General Prayuth Chan-ocha, clad in a dress white uniform, appeared in an army auditorium following the issuance of a royal command declaring him to be the “head of the National Council of Peace and Order to run the country.”
The document states that the army chief had warned the palace that violence in Bangkok and other parts of the country was likely to spread and may "jeopardize national security."
The general told reporters he “hopes the problems will be solved soon so we can return to the right democratic system.”
The army chief said it is preferable to have a prime minister and elections soon, but he is giving no timeline for achieving that.
The press conference was followed by news that the military had released former Prime Minister Yingluck Shinawatra, although it is not clear if she is able to move about freely from her home.
The junta has also allowed opposition leader Suthep Thaugsuban to be freed on bail after being charged with rebellion.
Suthep and Yingluck were among dozens of Thai politicians who were taken into custody on Friday. It is not clear how many are still being held.

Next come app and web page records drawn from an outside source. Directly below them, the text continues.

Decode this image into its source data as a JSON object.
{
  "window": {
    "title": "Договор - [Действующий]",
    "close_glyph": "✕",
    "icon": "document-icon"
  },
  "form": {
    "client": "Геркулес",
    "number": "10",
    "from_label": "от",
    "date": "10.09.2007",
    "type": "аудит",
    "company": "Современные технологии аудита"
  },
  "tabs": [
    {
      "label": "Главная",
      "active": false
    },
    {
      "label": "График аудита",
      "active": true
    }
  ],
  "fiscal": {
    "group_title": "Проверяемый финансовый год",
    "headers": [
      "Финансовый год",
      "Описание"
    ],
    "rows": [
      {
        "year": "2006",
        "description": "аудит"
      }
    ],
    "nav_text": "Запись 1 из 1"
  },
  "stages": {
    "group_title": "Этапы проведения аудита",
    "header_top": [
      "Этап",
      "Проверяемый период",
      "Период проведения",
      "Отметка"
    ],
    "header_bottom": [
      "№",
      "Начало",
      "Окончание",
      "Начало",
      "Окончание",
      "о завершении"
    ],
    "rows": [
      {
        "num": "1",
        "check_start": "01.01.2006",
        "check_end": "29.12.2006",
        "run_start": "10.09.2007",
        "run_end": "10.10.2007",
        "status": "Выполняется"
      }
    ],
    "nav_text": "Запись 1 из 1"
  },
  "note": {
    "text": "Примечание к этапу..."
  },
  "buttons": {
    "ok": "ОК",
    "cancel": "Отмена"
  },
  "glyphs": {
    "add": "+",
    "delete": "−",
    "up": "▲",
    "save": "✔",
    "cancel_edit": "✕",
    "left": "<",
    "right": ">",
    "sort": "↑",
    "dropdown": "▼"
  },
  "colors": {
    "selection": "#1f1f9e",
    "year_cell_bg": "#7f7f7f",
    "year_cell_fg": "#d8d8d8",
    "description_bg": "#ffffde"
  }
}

The general seized power last Thursday, ousting the caretaker cabinet, two days after he declared martial law. These actions came following more than six months of political turmoil and low scale but sometimes fatal violence at sites where rival rallies were being held.
The head of the junta is now directly cautioning the media and people communicating online not to incite conflict. The general also warns that soldiers will forcefully crack down on any further political protests.

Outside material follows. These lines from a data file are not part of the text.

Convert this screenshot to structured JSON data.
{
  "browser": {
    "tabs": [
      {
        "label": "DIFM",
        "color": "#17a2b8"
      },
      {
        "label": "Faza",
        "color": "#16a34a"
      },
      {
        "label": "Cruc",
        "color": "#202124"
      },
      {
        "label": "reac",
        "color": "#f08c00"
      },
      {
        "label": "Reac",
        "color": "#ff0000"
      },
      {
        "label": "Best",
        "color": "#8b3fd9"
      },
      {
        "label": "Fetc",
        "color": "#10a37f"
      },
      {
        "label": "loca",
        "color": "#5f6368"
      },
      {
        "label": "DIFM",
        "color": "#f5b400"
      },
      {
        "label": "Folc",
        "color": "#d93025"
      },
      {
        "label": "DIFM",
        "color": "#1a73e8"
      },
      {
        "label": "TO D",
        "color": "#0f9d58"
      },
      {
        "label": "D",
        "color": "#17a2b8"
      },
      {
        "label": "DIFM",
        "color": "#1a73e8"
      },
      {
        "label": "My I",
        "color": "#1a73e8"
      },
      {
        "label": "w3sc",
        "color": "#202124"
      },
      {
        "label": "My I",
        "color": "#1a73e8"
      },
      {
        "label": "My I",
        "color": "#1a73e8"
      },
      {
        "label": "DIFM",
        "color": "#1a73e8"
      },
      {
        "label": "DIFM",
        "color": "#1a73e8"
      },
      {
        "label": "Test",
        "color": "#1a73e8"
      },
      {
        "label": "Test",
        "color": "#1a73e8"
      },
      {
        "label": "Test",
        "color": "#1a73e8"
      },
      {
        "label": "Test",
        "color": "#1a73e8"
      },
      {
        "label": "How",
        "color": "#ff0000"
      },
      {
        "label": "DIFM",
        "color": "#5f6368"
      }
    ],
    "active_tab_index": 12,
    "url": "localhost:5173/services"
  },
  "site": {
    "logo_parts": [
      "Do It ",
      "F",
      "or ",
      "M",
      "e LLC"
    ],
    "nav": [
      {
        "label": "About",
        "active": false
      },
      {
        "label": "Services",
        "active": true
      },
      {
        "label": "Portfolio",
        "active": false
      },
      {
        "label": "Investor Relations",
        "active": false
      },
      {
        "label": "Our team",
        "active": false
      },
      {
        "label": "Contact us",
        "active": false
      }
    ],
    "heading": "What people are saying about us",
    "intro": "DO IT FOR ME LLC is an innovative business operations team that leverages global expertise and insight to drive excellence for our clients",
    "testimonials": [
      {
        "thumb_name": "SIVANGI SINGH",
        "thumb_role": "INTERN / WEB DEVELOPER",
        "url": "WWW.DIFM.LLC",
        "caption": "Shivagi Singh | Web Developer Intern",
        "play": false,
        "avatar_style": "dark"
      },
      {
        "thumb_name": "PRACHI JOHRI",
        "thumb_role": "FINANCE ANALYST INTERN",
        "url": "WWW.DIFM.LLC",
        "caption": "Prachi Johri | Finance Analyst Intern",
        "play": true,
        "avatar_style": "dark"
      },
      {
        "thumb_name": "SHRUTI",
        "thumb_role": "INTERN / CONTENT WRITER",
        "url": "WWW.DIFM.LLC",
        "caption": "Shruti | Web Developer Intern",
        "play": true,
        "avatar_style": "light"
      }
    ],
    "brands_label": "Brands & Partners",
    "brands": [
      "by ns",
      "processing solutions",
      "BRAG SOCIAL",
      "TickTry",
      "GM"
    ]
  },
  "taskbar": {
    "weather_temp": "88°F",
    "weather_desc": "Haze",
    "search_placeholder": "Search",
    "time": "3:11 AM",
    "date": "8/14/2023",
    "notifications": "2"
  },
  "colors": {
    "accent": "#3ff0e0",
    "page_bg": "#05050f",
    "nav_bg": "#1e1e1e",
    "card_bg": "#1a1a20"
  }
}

A protester displays how his rights were violated during an anti-coup demonstration at the Victory Monument, in Bangkok, May 28, 2014.
A Thai riot police officer (center), is carried by colleagues after he was knocked down by an object thrown by protesters during an anti-coup demonstration at the Victory Monument, in Bangkok, May 28, 2014.
Protesters scuffle with Thai soldiers during an anti-coup demonstration at the Victory Monument, in Bangkok, May 28, 2014.
About 200 people confronted troops and police during a rally at Victory Monument, in Bangkok, May 28, 2014.
Anti-coup protesters push police during a rally at the Victory Monument, in Bangkok, May 27, 2014.
Military police stand guard during an anti-coup demonstration at the Victory Monument in Bangkok, May 27, 2014.
A demonstrator holds up a sign during a protest against military rule at the Victory Monument in Bangkok, May 27, 2014.
Thai soldiers secure a road near the Victory Monument in Bangkok, May 26, 2014.
An anti-coup protester holds a banner in front of soldiers during a demonstration at the Victory Monument in Bangkok, May 26, 2014.
Anti-coup protestors jeer at riot police during a rally against military rule at the Victory Monument in Bangkok, May 26, 2014.
Police officers and soldiers stand guard during a protest against military rule at Victory Monument in central Bangkok, May 26, 2014.
General Prayuth Chan-ocha speaks at the start of his first press conference since Thursday's coup, Bangkok, May 26, 2014.
Over the past several days, small but vocal crowds - composed of hundreds of people - have gathered to oppose the coup in Bangkok.
Soldiers and police have been restrained and ultimately not confronted the demonstrators, who appeared mostly to be ordinary citizens, not the hard-core protesters seen at organized rallies in the past.
But a Sunday protest did include some recognizable organizers from the red shirt movement, which supported the ousted government of ex-prime minister Yingluck Shinawatra, who was taken into military custody last week.
Among those at the anti-coup rally Sunday which occupied for several hours a McDonald’s restaurant was a woman who only wanted to be identified as Belle.
“It's ordinary people just who are anti the coup just come out. That's it, no leaders. So everyone who is responsible for this country, just comes out,” said Belle, who said it was hard to predict what would come next. “It's very difficult to gauge the situation at the moment because the junta government is very, very fierce at the moment. So we're going to continue to protest like this.”
Receiving the blessing of Thailand’s revered King Bhumibol Adulyadej (also known as Rama IX) is a critical step in establishing the ruling junta’s legitimacy. Past coup attempts in Thailand that did not earn the King’s blessing ultimately failed to overthrow the country’s sitting government.
The King, who is revered among many in Thailand as a demigod, has not appeared in public since last week’s military takeover. The coup leaders said Monday that the 86-year-old monarch was not in the capital and did not meet in person with General Prayuth.